By | 2018-04-05T18:05:50+00:00 April 5th, 2018|Distribution Grid Integration, Energy Storage, Grid Integration, News|Comments Off on Upcoming Webinar: Distributed Control for Improving Power System Stability

On April 12, 2018 at 1:00 p.m. ET, Sandia’s David Copp will present an IEEE Smart Grid Webinar: “Distributed Control for Improving Power System Stability.”

Power systems consist of many components distributed across wide geographic areas. A sudden increase or decrease in load or generation in these systems results in swings in power transfer between regions, called inter-area oscillations. Damping these inter-area oscillations is crucial for maintaining a secure and reliable power grid. In this webinar, David will present distributed control schemes that can be used to improve the small-signal stability of large power systems. Implementations include the modulation of power transfer along a High Voltage DC transmission line, as well as injecting real power from distributed energy storage devices. This presentation will show results from several example power systems including the western North American Power System. It will also discuss practical challenges arising from using remote measurements for feedback signals, characterize the time delays associated with synchrophasor-based measurements, and highlight the effect time delays have on stability of the distributed control system.

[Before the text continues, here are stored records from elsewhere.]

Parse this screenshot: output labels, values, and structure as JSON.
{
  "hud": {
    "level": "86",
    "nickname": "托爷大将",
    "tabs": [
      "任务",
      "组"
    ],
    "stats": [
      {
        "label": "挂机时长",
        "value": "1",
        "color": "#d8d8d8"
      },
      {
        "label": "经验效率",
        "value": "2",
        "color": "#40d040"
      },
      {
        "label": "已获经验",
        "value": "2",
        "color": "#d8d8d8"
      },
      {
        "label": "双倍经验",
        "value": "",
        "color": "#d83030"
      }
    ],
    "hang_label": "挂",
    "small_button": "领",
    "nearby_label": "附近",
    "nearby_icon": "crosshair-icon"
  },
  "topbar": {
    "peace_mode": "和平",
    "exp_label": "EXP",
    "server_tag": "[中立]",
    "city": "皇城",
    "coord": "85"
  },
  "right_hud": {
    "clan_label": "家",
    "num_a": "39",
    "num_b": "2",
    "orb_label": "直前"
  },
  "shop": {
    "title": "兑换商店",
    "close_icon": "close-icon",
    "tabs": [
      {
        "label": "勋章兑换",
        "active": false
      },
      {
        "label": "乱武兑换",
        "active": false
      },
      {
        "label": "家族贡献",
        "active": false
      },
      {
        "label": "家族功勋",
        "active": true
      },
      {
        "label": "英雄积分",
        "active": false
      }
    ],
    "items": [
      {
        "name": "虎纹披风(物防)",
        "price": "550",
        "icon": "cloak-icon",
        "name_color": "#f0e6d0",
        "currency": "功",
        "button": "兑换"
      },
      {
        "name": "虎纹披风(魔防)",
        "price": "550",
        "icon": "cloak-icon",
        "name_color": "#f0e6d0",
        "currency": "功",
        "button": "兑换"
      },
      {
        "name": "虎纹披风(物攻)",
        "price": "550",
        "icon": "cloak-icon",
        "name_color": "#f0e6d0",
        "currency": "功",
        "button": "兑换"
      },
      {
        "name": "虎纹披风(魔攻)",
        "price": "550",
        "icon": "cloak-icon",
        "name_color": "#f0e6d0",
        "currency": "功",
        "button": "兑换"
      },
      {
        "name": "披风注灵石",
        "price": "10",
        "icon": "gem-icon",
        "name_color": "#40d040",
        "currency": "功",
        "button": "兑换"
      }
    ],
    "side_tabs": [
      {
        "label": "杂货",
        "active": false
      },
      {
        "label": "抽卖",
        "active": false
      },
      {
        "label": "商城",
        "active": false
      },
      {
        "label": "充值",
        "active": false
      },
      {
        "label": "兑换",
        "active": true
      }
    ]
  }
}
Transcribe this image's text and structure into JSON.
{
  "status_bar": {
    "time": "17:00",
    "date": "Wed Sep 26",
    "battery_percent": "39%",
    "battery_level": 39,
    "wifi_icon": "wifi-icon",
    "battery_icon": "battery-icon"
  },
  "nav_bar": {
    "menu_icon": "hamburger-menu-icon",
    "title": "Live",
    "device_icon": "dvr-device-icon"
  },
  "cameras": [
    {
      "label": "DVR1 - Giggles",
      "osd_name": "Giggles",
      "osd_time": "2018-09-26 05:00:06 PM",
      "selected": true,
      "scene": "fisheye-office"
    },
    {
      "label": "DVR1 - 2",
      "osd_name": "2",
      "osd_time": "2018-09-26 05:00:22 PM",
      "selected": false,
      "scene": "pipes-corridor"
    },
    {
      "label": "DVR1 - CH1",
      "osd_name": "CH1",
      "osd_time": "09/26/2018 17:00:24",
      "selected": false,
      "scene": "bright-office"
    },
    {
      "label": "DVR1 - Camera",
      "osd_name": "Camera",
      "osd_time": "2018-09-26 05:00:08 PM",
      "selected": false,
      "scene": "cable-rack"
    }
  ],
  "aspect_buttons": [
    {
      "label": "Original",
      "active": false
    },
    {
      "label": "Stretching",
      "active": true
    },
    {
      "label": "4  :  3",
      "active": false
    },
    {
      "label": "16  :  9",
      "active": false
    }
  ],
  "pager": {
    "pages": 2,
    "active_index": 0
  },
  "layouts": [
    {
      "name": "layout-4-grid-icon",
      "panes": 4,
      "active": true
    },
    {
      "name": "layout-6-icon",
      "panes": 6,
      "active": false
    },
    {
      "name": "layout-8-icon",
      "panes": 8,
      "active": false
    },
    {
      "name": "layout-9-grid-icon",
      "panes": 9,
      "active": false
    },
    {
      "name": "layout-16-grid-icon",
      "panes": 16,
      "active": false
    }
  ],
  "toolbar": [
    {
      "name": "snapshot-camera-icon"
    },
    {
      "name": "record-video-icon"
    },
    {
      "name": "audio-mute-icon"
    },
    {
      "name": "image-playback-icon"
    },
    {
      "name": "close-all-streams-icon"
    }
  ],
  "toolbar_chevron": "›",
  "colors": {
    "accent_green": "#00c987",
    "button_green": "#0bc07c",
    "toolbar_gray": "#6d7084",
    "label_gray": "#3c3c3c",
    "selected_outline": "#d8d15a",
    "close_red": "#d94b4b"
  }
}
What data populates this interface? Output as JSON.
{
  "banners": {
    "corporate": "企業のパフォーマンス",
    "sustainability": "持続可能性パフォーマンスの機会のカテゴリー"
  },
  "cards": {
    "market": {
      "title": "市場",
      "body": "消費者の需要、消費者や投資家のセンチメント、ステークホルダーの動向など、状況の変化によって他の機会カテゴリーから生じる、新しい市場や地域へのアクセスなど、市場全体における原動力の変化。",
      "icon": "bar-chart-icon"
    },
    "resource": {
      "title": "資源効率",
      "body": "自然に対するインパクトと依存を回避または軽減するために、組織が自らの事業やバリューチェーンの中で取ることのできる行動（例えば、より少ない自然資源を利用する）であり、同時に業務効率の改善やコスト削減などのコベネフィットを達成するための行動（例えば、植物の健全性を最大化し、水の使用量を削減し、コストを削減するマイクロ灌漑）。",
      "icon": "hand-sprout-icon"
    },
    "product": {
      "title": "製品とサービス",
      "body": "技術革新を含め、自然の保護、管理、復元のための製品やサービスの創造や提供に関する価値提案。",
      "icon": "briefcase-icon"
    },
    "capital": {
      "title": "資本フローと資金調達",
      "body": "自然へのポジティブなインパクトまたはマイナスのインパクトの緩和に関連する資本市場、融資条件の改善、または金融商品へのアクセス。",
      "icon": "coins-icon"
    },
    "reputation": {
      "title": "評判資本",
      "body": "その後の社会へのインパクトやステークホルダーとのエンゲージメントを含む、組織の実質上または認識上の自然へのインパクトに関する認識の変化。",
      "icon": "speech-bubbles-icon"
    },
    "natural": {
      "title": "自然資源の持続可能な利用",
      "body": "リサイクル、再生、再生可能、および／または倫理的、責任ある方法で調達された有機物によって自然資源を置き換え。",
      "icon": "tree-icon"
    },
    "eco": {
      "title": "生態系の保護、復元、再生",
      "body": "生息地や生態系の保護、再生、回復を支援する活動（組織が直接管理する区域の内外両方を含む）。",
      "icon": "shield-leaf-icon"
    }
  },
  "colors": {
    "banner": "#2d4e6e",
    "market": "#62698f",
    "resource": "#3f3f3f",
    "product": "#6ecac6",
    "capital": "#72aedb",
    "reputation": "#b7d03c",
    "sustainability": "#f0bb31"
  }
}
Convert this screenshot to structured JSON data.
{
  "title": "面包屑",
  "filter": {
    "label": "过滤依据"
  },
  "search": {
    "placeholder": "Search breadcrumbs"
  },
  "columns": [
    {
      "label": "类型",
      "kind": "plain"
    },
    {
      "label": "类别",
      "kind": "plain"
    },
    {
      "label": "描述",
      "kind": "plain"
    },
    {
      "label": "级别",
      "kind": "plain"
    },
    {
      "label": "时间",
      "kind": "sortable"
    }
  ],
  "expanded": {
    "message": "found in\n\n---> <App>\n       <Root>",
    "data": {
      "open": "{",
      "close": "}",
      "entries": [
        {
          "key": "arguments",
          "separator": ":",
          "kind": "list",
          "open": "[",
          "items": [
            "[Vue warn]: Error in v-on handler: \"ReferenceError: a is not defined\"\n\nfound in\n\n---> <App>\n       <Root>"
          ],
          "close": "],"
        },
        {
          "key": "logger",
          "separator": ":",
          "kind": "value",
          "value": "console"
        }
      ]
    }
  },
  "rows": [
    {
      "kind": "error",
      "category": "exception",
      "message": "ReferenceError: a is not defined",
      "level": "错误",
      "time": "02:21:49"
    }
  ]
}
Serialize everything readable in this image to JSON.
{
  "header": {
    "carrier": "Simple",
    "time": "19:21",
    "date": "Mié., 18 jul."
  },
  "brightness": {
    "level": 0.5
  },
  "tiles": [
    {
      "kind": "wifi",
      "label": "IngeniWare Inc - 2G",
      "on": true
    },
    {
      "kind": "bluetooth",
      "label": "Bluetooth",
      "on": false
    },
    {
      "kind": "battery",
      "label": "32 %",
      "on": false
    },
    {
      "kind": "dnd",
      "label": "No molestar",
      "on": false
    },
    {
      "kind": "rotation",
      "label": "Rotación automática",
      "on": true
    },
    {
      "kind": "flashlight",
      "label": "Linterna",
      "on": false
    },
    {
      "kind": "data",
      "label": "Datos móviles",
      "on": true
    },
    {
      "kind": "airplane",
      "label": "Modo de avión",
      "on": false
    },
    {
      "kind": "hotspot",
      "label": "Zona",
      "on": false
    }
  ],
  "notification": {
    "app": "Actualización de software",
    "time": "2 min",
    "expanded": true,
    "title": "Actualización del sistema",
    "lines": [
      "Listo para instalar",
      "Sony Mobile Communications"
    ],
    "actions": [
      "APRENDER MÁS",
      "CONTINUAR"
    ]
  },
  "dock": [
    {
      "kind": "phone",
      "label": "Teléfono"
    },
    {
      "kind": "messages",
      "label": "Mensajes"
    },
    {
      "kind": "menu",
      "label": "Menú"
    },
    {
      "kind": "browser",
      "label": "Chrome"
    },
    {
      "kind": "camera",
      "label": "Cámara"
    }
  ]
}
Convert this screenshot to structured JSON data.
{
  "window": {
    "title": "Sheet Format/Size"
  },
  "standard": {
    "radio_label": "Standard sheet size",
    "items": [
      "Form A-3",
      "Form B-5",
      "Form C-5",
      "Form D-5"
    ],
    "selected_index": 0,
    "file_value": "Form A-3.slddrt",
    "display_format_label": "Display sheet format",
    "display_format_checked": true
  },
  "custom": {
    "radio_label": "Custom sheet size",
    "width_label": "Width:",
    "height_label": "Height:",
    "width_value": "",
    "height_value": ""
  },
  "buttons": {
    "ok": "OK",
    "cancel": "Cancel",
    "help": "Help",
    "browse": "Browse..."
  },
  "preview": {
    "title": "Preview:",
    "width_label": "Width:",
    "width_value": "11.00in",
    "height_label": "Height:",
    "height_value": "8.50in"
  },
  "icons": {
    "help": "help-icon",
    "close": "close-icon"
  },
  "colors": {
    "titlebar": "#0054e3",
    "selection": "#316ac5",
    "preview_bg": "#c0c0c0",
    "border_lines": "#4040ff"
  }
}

Register

 

David is currently a Post-Doctoral Appointee with Sandia National Laboratories’ Energy Storage department, where he performs analysis and develops algorithms for integrating energy storage into the electric power grid. He received a B.S. degree in mechanical engineering from the University of Arizona, Tucson, Arizona. He received a M.S. and Ph.D. degrees in mechanical engineering from the University of California at Santa Barbara, where he was a member with the Center for Control, Dynamical-Systems, and Computation. His broad research interests include control, modeling, analysis, and simulation of nonlinear and hybrid systems with applications to power and energy systems, multi-agent systems, robotics, and biomedicine.